I don't think we need Captain America now. My first thought after the co-creator said we needed Captain America was that it was simply another idol to bring about false unity. And Amerca doesn't need another idol. We're a little too "healthy" in that department.

...i repent of trading truth for false unity...

Tuesday, March 06, 2007

I Almost Ran Over Derek Webb


I've never come across a Christian musician whose work as meant as much to me as Derek Webb's. He's the Charlie Peacock of our generation (and oh how I wish Charlie recorded more. I don't care for his voice or style, but his lyrics are amazing...). However, my history with Derek Webb's music is a little rocky.

I listened to Caedmon's Call (the group he used to be in) a lot around 6-7 years ago. So we I heard Derek was launching a solo career in 2003, I rushed out to buy his first album, She Must and Shall Go Free. Only to discover... I hated it. A little too country for me, really not what I expected, but mostly I just didn't get it. Some of his music made me uncomfortable, but I've since learned that's the beauty of Derek Webb. (I now love the record... wisdom comes with age, I guess.)

So when his second album, i see things upside down, came out, I didn't purchase it right away. I think I finally picked it up late in 2005, ready to give him a chance, and his lyrics affected me in a great way. He was sharing much about himself and the Christian subculture that I myself was going through and having my eyes opened to. More than anything, it just felt good to know someone else out there felt like I did and had seen what I had seen.

Then came the great Mockingbird, & One Zero, and somewhere in between these two CDs I picked up The House Show. While personally I love i see things upside down the most, Mockingbird is by far the superior album, both lyrically and musically.
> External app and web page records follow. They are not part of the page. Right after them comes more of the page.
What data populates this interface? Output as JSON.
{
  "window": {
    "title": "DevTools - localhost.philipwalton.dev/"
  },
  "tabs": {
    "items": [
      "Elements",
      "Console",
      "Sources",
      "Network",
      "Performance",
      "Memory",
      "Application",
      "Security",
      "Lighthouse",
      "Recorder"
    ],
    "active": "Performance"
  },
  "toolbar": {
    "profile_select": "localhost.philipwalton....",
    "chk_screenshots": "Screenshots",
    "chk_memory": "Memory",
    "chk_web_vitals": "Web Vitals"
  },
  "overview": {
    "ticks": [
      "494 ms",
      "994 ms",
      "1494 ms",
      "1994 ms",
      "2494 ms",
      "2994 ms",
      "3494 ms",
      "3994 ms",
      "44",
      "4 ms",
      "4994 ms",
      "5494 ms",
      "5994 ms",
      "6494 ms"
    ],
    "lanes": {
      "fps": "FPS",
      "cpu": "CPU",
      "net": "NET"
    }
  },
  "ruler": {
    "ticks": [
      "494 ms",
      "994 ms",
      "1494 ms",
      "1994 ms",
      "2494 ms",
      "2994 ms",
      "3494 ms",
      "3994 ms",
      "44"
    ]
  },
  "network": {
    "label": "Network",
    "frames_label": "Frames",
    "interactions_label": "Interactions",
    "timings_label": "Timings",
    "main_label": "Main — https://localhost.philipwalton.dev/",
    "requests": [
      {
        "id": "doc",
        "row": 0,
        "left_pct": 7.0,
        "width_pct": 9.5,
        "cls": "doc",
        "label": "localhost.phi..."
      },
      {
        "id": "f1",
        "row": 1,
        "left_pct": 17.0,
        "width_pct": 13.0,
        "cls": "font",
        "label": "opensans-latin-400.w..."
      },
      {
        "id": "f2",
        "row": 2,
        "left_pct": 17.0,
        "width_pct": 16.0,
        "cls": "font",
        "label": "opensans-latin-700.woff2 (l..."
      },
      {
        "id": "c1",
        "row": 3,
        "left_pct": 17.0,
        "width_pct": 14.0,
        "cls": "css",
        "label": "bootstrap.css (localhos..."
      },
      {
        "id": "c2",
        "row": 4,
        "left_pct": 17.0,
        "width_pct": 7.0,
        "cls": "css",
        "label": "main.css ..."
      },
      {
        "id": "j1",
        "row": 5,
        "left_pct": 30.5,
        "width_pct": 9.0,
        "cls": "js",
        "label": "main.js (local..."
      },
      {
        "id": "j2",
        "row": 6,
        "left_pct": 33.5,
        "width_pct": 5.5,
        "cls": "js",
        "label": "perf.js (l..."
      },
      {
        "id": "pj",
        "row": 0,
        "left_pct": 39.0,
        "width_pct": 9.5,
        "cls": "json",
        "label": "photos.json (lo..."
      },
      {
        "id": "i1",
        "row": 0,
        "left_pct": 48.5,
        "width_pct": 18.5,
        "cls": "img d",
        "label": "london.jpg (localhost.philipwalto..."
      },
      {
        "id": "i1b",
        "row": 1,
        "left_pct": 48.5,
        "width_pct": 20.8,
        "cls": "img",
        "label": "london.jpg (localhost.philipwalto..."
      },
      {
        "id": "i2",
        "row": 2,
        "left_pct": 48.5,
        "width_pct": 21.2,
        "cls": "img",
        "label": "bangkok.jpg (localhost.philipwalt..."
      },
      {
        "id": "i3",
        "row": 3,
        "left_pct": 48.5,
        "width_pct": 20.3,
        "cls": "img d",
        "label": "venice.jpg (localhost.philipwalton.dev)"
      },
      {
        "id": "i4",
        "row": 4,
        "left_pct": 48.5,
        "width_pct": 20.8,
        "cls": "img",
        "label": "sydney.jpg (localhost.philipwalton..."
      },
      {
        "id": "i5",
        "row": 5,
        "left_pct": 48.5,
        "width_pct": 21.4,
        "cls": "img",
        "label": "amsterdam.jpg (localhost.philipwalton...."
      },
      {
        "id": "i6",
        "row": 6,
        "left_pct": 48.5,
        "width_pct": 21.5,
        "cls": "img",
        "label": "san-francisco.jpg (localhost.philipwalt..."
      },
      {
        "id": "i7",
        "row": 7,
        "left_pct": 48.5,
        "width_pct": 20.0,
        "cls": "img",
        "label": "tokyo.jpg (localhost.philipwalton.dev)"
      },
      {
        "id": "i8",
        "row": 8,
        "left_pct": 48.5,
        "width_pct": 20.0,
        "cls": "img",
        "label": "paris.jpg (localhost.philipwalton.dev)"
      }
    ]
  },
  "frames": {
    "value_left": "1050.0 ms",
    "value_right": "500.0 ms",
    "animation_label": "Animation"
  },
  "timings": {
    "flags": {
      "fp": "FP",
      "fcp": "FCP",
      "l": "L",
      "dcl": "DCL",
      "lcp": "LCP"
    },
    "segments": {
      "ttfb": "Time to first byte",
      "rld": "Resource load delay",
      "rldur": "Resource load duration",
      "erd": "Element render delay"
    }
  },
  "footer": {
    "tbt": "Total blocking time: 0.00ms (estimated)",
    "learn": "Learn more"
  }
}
I love One Zero because it feel like he is sitting next to me singing. I love The House Show because he shares the stories and reasons behind the songs.
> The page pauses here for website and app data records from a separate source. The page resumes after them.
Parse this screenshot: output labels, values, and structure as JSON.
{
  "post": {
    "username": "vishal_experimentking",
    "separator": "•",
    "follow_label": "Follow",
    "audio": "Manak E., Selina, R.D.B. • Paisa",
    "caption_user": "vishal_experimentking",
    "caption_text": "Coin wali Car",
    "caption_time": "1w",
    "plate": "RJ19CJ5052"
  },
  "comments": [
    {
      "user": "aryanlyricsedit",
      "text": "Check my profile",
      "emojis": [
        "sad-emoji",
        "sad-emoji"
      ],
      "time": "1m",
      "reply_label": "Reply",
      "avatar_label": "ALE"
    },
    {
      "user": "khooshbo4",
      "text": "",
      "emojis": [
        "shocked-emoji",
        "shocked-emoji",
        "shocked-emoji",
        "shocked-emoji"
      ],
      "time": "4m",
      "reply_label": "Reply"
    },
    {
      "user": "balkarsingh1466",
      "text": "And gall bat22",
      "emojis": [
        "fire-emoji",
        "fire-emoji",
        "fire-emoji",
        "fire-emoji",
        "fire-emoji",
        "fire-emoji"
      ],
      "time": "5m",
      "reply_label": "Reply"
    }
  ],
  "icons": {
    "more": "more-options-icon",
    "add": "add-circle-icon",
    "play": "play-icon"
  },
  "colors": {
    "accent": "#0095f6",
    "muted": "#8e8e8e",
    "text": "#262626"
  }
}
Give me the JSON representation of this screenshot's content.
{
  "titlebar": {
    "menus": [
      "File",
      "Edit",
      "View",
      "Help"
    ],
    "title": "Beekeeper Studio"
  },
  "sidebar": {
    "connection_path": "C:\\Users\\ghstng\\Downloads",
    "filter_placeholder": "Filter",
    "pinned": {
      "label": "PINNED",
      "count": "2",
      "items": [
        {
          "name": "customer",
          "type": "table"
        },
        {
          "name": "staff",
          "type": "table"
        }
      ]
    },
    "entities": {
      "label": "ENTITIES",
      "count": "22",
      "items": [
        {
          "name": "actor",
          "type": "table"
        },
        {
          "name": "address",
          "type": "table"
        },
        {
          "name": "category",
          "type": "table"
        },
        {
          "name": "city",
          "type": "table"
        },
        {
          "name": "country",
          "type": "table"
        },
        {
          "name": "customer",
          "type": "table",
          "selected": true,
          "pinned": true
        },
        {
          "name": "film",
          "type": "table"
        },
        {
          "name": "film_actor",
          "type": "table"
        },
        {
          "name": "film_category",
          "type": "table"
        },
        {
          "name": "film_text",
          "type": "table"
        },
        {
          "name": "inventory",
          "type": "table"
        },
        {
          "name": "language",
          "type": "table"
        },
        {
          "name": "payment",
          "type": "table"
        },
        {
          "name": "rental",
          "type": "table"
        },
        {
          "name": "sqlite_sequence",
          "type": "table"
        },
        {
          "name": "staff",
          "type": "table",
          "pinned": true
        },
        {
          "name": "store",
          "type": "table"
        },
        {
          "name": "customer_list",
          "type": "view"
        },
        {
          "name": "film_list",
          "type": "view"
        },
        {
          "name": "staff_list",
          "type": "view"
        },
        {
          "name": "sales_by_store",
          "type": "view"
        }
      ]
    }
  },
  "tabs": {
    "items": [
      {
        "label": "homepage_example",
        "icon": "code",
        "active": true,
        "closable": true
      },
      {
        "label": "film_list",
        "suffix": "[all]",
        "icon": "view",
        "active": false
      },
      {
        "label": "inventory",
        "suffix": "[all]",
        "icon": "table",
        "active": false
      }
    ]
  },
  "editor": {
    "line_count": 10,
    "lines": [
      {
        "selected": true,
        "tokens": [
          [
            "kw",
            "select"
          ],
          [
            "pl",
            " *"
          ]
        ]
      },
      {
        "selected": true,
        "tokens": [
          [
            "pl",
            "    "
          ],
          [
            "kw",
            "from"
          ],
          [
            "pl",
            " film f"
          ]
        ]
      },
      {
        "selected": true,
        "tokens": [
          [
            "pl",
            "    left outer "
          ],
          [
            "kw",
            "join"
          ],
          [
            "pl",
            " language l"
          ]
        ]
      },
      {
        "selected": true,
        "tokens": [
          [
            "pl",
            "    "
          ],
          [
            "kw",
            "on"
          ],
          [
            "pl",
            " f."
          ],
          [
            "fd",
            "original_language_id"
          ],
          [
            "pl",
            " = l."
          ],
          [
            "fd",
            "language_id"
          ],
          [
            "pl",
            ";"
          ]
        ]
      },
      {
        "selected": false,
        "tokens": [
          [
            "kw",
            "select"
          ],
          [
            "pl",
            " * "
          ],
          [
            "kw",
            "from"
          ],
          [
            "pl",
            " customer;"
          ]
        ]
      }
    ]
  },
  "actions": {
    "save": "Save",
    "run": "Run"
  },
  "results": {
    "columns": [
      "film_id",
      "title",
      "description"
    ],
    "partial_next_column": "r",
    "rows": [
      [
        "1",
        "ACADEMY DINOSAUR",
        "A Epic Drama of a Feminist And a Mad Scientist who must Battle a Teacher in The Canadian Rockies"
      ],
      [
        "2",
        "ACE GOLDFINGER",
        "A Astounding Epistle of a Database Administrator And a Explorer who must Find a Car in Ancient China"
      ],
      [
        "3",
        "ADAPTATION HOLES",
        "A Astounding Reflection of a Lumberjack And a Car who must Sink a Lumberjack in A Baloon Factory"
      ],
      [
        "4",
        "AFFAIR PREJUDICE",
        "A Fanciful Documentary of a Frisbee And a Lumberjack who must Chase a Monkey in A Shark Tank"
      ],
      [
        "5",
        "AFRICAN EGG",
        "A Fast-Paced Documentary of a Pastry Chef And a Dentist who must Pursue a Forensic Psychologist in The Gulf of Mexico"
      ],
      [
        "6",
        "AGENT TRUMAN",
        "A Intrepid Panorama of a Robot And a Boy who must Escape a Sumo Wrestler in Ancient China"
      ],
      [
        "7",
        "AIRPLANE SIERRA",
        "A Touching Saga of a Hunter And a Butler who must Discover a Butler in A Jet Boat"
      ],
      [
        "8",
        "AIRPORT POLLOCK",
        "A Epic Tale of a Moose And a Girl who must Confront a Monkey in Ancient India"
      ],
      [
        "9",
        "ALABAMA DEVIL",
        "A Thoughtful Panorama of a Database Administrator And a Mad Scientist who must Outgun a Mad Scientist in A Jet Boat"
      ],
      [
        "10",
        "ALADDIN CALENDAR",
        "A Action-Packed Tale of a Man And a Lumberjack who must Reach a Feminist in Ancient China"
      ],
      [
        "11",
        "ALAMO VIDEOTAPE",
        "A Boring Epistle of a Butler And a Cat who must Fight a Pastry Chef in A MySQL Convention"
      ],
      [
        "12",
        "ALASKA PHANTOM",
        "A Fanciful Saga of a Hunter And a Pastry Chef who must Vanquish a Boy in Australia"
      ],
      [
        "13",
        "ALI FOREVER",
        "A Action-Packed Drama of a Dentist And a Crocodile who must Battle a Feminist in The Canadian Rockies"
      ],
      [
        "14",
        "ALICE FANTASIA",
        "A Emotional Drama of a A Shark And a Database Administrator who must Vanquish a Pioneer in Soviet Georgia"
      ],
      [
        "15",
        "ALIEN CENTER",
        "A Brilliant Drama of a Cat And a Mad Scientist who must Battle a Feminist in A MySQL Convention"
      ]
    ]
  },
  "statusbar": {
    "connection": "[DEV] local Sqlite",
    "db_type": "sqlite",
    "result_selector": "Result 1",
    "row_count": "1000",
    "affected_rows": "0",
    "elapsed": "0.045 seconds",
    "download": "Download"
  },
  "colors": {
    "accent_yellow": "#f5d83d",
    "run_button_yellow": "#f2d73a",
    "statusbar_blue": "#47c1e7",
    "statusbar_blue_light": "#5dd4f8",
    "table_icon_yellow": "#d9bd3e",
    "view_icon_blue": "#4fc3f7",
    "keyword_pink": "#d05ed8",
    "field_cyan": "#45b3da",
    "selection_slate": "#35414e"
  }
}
When I discovered Derek would be in Lincoln last Friday, I immediately made plans to go. I took the afternoon off work and stayed with my friend Suzie. It also gave me the change to introduce her to his music.

It snowed about 12 inches in the eastern part of the state, but thankfully the concert was still a go. We drove around the Haymarket to find a parking space (usually a challenge in the downtown area of Lincoln) and as we drove through a section of parking right by the bar where he was playing, Suzie stopped for two people crossing the street. (No easy task considered the horrible road conditions.) As she slide to a stop, narrowly missing these two guys, I immediately recognized him. Yes, we almost ran over Derek Webb. This would only happen to me, I assure you.

After located a parking spot and trekking through the snow, we were able to enjoy a tremendous evening of beautiful music in a really cool old historic building. He played three new songs: This Too Shall Be Made Right, I Don't Want To Fight, and I think the other song was called The End. He opened with This Too Shall Be Made Right and went into a set of:


Mockingbird
A King & A Kingdom
Rich Young Ruler
My Enemies Are Men Like Me
New Law
I Don't Want to Fight
The End
Nothing is Ever Enough
(special request from an audience member, which Derek was afraid he might not remember. But of course he did fine.)
Nobody Loves Me
Saint and Sinner
Wedding Dress
Lover


Of course it wasn't enough it nearly hit the guy, because as we left the bar, Derek was leaving at the same time. Dying to meet him, I introduced myself. Derek was flattered I'd driven an hour and a half to see the concert and I never would've guessed it, but that man has the biggest, most magnetic smile I've ever seen. It's like twice as big as his head. Completely awesome. He was very sweet, and running down to Scooters for coffee. It was still snowing a little and very windy so anything to warm up was a good idea. Derek told us he comes to Lincoln a lot because his brother and some other family live there, so he's come to expect it.

All in all, it was a wonderful night of music and it was completely awesome that not only did I almost run him over, but I also got to meet him. How lucky am I?